Perkins Woods Update and Volunteer Day Feb. 9
Perkins Woods is located in northwest Evanston at the corner of Grant and Ewing Streets. It is the only Forest Preserve in Evanston. It was purchased it in 1918, and in 1948 was named for Dwight Perkins, the founder of the Forest Preserve, who lived nearby. It is a 7.5 acre remnant of what was once an extensive forest, which, in 1920, Lillian Simmons of Northwestern University called the "morainic swamp forest," with swamp white oak the dominant tree. In the mid-1850s, the forest was popularly known by white settlers as "the big woods."
Perkins Woods has been impacted by invasive species such as buckthorn, honeysuckle and garlic mustard, which out compete the native shrubs and wildflowers for light by greening up earlier in the spring and holding their leaves later into fall. The seeds/berries of these plants are brought in by birds. Because it is part of the original native woodland, ecological restoration efforts are directed at removing invasive species in order to give the native plants a chance to thrive.
Perkins Woods is very wet in a typical spring, has a beautiful native spring flora display, and is an important stopover for migrating birds.
Activity is picking up in Dwight Perkins Woods, now that the Forest Preserve District has decided on a 5-foot crushed granite path to replace all of the present asphalt paths. Installation of the new paths is expected to be done by late July.
A Steering Committee of volunteers held its first Ecological Restoration workday on January 12, 2013. Fifty-two volunteers, including families, 15 ETHS students, neighbors and people who just love the woods, turned out to cut and drag about 800 buckthorn plants, which the Forest Preserve District chipped up the following Monday. The Forest Preserve District’s ecologist John Raudenbush estimates that volunteers saved the district more than the $5,000 it would have cost if district contractors had performed the same amount of work.
Volunteers Needed for Workday Feb. 9
From 9 a.m. to noon on February 9, volunteers will be cutting down buckthorns and honeysuckles at Perkins Woods.
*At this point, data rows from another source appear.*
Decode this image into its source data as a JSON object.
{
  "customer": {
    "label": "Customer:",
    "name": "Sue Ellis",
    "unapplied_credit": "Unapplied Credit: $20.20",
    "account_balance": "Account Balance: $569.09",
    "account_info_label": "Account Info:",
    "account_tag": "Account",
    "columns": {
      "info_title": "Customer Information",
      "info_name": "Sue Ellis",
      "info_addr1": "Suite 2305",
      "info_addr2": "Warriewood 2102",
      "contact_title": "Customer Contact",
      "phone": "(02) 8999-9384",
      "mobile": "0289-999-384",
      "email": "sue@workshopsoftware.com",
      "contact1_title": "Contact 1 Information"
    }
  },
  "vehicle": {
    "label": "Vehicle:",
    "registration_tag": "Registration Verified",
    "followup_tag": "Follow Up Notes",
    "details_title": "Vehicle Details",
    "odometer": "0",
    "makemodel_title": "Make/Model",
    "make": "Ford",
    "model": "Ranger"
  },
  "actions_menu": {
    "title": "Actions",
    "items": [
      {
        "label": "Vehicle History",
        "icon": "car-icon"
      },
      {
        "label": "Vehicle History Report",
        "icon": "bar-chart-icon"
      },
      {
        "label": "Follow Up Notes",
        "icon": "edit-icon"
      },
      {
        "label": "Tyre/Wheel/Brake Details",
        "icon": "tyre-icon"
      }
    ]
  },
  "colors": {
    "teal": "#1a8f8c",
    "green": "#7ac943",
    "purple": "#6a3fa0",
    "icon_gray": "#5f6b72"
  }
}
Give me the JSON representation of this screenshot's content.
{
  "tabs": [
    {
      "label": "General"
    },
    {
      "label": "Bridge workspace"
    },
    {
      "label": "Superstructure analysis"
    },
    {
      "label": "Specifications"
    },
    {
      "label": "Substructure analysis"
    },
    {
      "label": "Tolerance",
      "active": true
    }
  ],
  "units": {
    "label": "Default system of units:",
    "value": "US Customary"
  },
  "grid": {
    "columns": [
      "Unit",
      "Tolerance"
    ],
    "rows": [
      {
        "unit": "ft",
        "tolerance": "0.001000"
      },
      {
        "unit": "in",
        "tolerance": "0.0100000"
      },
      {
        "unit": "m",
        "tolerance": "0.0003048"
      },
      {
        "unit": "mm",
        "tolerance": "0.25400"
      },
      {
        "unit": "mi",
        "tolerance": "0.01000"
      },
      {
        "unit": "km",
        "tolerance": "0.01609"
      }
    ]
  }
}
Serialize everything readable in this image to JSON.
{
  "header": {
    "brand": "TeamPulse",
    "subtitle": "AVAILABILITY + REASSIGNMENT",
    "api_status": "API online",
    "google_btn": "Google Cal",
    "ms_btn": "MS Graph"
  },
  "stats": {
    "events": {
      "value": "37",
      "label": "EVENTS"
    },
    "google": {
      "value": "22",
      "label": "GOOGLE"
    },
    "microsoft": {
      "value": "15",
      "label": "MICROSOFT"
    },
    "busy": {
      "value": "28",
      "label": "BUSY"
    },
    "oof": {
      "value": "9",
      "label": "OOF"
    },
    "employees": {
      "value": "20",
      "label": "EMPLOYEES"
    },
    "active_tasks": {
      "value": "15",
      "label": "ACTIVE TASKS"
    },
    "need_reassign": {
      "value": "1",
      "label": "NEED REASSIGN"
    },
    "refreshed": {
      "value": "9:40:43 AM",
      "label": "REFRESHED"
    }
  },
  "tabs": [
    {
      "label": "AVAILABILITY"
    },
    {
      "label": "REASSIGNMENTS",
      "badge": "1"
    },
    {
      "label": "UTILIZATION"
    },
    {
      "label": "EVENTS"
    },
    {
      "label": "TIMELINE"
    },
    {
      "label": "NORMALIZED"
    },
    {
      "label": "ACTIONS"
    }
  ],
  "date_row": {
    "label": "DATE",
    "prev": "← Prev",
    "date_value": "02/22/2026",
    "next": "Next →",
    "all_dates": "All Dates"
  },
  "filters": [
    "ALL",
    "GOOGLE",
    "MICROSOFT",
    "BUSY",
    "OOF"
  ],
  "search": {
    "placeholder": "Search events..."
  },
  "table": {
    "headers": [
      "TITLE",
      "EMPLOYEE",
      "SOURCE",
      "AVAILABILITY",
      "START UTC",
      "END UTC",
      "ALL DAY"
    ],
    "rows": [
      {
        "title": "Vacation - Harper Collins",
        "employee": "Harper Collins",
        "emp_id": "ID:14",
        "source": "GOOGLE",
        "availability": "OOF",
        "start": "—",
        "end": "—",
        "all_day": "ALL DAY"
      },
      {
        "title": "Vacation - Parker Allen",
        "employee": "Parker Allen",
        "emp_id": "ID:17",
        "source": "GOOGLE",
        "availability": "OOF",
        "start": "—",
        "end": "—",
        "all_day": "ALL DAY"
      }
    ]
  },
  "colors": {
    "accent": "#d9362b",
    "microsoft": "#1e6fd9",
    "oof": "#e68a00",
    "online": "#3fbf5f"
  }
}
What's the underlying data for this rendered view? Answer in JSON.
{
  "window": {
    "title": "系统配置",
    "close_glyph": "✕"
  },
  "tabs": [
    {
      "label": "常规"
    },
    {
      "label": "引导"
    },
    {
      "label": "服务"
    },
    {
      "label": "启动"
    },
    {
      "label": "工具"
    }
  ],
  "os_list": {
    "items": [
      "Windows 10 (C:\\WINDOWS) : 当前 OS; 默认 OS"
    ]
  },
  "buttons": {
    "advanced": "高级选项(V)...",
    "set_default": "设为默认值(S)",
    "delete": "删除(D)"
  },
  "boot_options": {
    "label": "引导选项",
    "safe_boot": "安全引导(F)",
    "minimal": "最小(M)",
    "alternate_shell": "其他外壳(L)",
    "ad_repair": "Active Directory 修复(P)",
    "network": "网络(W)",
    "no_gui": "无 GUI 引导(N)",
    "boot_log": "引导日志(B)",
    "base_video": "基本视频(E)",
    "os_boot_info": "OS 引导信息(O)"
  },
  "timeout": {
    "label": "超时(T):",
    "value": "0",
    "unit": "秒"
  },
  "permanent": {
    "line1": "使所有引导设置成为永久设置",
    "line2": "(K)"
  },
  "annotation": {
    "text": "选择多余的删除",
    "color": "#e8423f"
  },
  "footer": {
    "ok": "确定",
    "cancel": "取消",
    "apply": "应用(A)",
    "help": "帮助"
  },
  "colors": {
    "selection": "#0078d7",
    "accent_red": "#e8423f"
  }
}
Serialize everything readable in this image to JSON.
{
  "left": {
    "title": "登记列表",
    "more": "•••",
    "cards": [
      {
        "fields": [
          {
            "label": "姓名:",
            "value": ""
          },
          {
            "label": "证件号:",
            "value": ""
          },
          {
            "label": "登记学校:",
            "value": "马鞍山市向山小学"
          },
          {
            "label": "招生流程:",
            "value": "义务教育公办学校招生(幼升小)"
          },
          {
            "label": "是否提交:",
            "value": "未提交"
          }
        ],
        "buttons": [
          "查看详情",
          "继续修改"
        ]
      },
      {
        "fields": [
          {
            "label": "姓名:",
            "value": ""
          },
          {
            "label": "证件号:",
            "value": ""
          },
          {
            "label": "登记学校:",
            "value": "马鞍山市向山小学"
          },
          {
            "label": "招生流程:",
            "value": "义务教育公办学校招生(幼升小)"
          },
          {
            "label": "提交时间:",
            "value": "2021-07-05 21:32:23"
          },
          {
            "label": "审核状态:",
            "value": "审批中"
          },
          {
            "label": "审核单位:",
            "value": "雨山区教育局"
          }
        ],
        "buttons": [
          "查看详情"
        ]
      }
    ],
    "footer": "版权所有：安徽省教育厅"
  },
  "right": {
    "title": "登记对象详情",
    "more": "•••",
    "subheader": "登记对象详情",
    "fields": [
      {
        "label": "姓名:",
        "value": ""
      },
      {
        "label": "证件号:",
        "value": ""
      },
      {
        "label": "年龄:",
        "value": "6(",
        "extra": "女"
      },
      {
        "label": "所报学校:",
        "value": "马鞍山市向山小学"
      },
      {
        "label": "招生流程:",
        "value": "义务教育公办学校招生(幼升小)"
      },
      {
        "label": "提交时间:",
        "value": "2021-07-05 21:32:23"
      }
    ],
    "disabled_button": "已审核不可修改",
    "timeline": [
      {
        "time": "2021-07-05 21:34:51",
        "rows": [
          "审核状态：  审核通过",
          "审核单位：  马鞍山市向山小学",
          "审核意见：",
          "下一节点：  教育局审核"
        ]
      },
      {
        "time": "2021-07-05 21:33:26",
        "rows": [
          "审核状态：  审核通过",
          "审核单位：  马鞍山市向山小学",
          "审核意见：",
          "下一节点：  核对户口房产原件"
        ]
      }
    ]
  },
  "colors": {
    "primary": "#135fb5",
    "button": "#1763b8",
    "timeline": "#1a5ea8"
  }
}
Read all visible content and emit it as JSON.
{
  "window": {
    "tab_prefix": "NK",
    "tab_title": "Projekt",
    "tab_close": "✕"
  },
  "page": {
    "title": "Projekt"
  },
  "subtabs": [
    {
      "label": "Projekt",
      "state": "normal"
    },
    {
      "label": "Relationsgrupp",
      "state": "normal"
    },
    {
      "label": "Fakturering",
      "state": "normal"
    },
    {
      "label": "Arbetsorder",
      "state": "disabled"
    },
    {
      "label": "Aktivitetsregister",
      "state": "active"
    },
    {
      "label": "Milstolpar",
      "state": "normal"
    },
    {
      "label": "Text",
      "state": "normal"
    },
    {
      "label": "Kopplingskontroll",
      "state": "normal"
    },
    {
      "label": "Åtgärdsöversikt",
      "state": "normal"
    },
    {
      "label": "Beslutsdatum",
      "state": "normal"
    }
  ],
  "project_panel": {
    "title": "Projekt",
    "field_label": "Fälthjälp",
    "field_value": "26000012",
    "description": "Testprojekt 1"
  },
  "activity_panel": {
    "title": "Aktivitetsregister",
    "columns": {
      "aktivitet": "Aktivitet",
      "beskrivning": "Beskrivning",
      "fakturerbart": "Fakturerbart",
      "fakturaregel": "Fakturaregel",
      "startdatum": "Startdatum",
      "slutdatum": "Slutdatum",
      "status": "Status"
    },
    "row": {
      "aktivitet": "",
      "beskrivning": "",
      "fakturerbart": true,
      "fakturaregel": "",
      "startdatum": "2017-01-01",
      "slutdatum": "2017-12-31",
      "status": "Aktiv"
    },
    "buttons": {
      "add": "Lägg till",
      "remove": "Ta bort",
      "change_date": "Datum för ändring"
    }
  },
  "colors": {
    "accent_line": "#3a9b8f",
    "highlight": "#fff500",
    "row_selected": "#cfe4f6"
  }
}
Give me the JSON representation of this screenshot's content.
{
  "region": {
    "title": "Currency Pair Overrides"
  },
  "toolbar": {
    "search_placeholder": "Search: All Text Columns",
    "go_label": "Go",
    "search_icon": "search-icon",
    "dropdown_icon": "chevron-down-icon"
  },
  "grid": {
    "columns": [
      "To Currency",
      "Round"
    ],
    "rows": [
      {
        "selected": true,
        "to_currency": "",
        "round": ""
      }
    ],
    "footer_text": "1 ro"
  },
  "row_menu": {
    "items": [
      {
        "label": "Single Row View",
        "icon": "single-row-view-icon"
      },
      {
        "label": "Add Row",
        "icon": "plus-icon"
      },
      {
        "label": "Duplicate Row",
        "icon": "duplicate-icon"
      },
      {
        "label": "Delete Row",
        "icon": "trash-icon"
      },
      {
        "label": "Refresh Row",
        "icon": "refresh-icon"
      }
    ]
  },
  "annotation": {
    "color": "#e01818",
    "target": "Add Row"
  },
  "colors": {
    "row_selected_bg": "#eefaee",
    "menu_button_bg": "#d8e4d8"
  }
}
For more information and to learn how to volunteer for the workday, please contact Libby Hill at firstname.lastname@example.org.